Kemp’s brother-in-law, Steve Forsyth, 45, was one of two people killed by a masked gunman in a mall in Clackamas, Oregon, on December 11, 2012 – three days before the massacre at Sandy Hook Elementary School in Newtown, Connecticut. The gunman fired more than 60 rounds, wounding a third person, before taking his own life.
The first thing Kemp’s sister wanted to know was: Did my husband suffer?
“The detective said, ‘No, he did not. He was shot in the back of the head and was probably dead before he hit the floor.’
“Those are the types of questions people who lost a child are going to be asking because that’s what they want to know. They want to get some sliver of good news out of this bulls***. The fact that Steve did not suffer was a relief to my sister – because at that point, what do you have left?”
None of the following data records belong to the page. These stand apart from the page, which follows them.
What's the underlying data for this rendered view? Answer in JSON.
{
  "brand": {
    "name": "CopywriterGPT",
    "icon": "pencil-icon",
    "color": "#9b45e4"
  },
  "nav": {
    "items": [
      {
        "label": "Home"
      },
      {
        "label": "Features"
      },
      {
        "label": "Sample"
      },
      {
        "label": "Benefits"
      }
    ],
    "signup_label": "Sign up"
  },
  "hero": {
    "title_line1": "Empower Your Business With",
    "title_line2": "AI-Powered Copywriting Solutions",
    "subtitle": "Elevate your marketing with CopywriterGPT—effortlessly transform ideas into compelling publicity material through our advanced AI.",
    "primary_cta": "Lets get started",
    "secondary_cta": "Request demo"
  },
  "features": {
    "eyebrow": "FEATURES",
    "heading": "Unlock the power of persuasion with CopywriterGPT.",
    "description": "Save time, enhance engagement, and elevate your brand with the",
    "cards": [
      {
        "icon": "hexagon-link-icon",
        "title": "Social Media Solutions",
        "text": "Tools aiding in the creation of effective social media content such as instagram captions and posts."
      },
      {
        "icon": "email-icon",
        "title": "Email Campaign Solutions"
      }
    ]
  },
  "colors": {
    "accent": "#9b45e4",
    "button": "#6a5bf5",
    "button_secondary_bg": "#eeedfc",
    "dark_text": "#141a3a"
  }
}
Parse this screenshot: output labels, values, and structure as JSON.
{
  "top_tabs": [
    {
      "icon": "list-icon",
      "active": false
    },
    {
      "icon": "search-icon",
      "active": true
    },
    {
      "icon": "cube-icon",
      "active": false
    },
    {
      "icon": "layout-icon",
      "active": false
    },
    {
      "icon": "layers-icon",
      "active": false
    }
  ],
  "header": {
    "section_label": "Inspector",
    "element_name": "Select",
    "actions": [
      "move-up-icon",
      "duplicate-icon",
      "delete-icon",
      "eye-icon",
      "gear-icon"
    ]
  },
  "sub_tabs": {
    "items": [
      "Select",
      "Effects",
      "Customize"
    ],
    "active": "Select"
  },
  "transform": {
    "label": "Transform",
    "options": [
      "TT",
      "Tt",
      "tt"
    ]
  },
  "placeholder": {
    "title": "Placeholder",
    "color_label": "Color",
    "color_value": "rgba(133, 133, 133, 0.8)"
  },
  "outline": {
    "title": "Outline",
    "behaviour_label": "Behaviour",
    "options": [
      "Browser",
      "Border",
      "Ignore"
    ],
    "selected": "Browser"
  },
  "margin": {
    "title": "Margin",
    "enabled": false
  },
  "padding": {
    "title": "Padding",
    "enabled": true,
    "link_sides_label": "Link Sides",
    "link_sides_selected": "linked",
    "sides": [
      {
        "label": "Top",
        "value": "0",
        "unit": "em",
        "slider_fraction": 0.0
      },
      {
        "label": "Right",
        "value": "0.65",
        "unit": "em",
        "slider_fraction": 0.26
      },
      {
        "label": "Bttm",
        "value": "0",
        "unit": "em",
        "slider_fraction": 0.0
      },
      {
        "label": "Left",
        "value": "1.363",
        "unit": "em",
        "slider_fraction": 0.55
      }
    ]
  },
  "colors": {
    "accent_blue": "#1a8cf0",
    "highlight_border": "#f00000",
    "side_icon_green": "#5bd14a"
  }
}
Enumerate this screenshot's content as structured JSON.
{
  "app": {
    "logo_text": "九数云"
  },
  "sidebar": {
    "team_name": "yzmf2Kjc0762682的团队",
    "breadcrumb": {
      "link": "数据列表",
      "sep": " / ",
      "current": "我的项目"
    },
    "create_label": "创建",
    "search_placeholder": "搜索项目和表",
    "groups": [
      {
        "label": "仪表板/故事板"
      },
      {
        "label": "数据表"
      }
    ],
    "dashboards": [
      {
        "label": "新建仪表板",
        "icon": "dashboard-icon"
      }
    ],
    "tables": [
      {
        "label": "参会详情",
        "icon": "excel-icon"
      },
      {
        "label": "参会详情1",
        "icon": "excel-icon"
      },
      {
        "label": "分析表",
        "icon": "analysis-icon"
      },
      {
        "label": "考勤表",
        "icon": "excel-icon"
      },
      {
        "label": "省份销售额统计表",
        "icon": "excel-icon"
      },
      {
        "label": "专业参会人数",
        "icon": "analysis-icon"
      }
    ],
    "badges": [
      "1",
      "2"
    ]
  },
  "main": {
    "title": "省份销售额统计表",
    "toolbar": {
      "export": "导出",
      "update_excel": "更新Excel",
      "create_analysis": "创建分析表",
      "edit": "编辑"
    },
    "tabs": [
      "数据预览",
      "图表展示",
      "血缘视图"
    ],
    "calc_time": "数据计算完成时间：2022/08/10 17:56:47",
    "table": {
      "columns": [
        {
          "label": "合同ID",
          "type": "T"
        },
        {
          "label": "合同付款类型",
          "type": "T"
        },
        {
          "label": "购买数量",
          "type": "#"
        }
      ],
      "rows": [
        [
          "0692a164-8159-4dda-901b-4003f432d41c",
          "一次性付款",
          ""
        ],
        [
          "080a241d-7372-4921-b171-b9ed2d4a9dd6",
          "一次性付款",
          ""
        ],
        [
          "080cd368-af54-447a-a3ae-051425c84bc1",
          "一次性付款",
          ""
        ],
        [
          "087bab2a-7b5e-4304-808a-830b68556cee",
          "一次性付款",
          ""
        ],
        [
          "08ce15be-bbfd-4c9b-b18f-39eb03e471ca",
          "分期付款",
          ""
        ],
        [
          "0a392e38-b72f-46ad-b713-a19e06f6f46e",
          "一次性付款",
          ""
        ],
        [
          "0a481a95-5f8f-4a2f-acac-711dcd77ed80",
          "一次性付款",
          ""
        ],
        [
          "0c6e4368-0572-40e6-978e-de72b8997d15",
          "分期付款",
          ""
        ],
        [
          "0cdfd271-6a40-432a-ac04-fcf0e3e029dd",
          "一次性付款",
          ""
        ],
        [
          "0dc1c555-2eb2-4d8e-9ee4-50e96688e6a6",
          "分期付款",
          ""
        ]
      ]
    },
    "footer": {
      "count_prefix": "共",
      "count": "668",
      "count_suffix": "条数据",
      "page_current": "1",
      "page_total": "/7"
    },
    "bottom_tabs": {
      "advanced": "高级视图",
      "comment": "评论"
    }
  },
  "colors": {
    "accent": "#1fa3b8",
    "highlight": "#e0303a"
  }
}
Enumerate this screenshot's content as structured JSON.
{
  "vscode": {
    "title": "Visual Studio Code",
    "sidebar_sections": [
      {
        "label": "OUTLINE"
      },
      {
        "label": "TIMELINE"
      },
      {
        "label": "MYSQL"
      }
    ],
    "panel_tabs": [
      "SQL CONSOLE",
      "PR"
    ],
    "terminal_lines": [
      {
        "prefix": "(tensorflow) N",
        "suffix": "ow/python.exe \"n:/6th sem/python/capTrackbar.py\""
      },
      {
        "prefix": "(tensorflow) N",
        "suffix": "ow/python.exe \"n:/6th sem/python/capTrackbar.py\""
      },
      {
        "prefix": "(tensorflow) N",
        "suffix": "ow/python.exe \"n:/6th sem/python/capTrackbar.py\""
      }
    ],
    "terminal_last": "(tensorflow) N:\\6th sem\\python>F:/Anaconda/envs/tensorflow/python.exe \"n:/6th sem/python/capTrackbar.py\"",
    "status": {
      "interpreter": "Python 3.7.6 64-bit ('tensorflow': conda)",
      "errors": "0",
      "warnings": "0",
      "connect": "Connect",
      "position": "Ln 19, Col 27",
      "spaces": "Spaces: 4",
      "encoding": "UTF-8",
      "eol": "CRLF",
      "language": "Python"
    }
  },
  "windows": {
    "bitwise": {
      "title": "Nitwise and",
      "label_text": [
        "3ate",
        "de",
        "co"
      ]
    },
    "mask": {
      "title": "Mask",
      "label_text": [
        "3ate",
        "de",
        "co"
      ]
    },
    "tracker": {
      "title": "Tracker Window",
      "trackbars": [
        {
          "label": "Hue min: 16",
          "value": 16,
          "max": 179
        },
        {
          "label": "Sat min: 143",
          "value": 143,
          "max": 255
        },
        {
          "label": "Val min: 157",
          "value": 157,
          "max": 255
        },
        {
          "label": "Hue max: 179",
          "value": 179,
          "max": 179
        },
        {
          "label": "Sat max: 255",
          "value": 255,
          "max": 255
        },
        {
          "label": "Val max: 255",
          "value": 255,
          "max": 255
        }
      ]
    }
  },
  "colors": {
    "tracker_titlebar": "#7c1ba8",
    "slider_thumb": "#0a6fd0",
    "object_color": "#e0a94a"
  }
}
They will endure other firsts. First birthdays without their loved ones. The first Thanksgiving. The first Christmas or New Year’s.
Amid his grief, Kemp took action. A hunter since he was a boy, he decided to speak up for America’s “good” gun owners. He helped form a group called Gun Owners for Responsible Ownership. “There is no single solution, but it doesn’t take a lot of research to know that background checks and some common sense gun legislation will reduce the numbers.”
He thinks about the survivors in Roseburg. Those who watched classmates get killed. Those who heard the gunshots and screams. They are enduring their own trauma: “Their lives are forever changed.”
Jenna Yuille clings to a photograph taken of her with her mother, Cindy. In it, the daughter wears a collection of cords atop her green University of Oregon gown, each one representing an honor she’d earned. Standing beside her, her mother beams.
Her mother was killed in the same Oregon mall shooting that took Kemp’s brother-in-law. She still yearns for her mom daily, especially when pivotal life moments come around – like the celebration of a new job.
“I think about how proud she’d be of everything I’m doing.”
But as news of Thursday’s shooting made headlines, memories of the day she lost her mother flooded back.
“Once again here in Oregon, our community has been torn apart by a tragic and senseless act of gun violence,” she wrote. “While we still have much to learn about the details surrounding this horrific act, it is clear we cannot, as a nation, sit idly by without taking meaningful action to end gun violence in America.”
What will it take?
“It is going to continue happening until we decide we want them to stop,” Oregon Gov. Kate Brown said.
Many believed Newtown – with 20 first-graders slain in school – would lead to measures that could stop gun violence. There seems to be renewed resolve now. But will it last?